**Task directions:** Where the data below has the string "time", return the whole line.

**Data:**
-- Opening Marker --

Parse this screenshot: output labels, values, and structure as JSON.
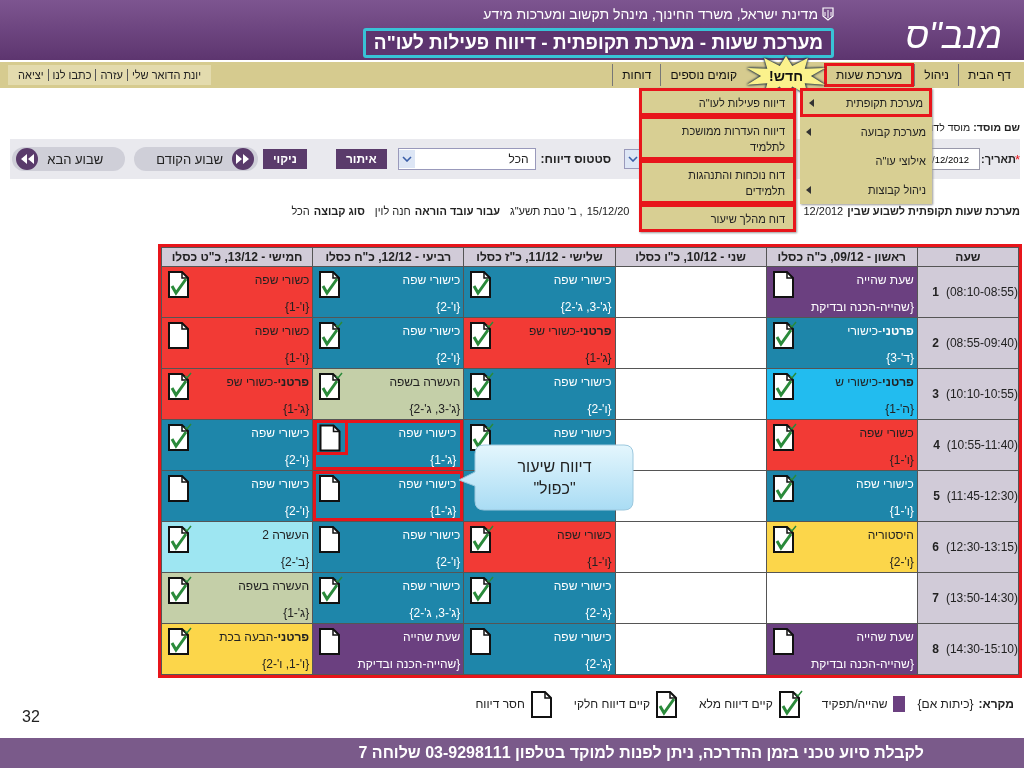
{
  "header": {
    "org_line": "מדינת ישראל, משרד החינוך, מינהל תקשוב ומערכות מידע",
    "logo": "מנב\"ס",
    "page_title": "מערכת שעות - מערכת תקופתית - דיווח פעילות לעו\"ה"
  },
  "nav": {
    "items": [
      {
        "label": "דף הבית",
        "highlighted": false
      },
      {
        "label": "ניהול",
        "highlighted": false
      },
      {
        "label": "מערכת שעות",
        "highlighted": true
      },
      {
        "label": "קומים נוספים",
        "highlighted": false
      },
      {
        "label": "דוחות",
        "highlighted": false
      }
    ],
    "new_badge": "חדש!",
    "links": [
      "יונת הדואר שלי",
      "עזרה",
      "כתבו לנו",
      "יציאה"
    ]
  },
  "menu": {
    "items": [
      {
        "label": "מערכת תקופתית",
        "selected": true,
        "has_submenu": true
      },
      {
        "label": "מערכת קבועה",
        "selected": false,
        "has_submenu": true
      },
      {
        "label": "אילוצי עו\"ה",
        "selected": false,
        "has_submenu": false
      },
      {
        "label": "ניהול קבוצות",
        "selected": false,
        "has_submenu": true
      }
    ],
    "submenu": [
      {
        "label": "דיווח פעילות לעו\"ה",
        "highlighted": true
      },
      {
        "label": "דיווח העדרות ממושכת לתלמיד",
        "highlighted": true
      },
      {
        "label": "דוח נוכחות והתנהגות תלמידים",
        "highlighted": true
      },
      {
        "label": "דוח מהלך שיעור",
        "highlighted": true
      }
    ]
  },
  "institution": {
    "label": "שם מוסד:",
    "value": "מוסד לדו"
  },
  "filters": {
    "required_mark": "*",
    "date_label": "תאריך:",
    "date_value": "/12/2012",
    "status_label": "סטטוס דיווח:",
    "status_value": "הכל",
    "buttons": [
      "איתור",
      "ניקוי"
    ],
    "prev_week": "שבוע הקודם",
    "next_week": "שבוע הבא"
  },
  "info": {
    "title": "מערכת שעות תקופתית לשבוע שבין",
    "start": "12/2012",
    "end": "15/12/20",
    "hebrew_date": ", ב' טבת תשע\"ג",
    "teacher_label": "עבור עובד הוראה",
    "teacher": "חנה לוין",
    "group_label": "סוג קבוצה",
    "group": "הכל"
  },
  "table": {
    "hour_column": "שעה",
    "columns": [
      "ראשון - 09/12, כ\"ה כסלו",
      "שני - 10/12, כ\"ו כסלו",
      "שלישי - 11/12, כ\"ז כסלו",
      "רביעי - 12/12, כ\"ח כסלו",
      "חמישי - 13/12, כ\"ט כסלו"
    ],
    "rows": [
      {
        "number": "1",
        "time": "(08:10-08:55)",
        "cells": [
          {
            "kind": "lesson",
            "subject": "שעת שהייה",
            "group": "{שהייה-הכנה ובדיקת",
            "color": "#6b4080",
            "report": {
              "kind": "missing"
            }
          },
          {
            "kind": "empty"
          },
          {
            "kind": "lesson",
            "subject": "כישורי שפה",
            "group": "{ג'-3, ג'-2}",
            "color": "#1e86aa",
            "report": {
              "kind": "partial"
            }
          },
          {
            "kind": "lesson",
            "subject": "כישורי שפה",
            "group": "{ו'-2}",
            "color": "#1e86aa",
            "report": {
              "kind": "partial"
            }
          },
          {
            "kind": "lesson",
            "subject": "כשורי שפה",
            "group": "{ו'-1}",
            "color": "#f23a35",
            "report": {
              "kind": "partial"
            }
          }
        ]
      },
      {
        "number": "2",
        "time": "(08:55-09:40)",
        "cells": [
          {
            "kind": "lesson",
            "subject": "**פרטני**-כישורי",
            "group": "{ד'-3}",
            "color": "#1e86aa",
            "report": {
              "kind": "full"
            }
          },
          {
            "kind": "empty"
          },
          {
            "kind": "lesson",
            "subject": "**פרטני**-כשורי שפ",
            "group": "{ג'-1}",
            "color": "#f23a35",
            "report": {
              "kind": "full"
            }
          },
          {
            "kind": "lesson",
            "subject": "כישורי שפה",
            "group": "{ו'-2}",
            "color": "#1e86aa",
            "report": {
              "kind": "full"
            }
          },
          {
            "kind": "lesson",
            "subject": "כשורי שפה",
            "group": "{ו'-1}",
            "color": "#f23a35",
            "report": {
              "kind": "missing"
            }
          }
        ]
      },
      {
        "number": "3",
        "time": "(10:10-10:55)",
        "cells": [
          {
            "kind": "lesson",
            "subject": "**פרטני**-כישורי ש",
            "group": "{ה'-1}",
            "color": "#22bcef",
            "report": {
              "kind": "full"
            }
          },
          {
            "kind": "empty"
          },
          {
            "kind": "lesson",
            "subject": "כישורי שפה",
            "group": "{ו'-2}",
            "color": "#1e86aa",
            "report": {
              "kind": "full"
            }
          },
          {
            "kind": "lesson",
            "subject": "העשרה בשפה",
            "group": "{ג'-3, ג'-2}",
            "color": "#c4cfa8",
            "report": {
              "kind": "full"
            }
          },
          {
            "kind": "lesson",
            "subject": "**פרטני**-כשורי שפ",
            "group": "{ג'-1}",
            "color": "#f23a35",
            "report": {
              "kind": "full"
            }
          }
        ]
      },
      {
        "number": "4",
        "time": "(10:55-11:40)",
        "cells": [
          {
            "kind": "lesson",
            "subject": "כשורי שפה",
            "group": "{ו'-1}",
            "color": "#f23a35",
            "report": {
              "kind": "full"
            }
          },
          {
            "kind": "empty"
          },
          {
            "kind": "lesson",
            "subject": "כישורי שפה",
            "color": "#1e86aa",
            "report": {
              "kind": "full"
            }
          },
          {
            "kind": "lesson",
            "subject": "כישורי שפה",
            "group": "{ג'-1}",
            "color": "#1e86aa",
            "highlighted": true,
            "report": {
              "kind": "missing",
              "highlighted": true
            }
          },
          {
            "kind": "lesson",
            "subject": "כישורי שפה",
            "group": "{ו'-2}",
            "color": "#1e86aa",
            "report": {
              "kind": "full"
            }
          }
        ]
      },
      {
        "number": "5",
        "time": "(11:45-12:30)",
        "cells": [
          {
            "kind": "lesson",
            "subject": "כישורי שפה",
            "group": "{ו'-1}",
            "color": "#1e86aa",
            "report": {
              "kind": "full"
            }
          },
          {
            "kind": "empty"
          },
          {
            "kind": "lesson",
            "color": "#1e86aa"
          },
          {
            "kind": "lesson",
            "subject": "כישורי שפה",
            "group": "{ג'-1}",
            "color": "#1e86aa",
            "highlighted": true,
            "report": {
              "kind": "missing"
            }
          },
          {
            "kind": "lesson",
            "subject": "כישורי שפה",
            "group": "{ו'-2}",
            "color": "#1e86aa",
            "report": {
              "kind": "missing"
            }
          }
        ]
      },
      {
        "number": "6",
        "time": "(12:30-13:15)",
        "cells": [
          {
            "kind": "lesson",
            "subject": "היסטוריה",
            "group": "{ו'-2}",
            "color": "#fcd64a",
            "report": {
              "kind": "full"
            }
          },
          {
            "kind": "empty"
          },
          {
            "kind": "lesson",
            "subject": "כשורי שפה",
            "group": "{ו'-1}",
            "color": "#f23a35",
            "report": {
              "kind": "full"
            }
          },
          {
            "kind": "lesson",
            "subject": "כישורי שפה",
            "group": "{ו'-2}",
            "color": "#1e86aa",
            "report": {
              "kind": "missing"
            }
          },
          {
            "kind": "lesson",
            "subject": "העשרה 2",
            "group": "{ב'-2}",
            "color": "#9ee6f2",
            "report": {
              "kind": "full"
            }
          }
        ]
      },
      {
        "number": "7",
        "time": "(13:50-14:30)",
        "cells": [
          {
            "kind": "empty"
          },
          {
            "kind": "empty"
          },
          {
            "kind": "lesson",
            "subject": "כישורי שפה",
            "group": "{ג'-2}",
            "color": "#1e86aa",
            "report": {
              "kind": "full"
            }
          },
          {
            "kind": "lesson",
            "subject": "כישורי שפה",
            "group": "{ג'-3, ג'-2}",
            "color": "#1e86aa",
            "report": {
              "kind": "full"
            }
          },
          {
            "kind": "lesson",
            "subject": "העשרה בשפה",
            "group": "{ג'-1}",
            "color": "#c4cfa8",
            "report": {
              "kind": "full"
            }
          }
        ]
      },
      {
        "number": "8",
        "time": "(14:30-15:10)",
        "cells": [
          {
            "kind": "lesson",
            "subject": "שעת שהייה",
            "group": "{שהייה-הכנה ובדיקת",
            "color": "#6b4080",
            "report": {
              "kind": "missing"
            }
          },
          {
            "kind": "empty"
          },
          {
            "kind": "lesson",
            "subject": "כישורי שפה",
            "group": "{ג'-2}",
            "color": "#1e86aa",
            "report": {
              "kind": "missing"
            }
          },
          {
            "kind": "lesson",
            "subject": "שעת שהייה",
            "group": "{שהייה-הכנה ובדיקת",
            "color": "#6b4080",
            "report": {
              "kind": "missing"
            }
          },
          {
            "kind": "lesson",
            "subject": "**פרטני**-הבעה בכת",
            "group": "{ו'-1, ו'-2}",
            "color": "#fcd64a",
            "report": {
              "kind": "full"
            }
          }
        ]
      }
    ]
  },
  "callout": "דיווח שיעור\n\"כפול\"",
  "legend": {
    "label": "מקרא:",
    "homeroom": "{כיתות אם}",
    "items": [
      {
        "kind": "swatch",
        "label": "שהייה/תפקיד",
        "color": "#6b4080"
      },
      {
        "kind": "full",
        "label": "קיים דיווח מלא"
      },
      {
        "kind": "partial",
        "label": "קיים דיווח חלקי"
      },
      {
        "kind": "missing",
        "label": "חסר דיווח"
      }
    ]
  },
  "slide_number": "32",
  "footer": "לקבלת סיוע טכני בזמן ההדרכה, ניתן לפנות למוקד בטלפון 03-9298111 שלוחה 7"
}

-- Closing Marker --

**Response to this exercise:**
        "time": "(08:10-08:55)",
        "time": "(08:55-09:40)",
        "time": "(10:10-10:55)",
        "time": "(10:55-11:40)",
        "time": "(11:45-12:30)",
        "time": "(12:30-13:15)",
        "time": "(13:50-14:30)",
        "time": "(14:30-15:10)",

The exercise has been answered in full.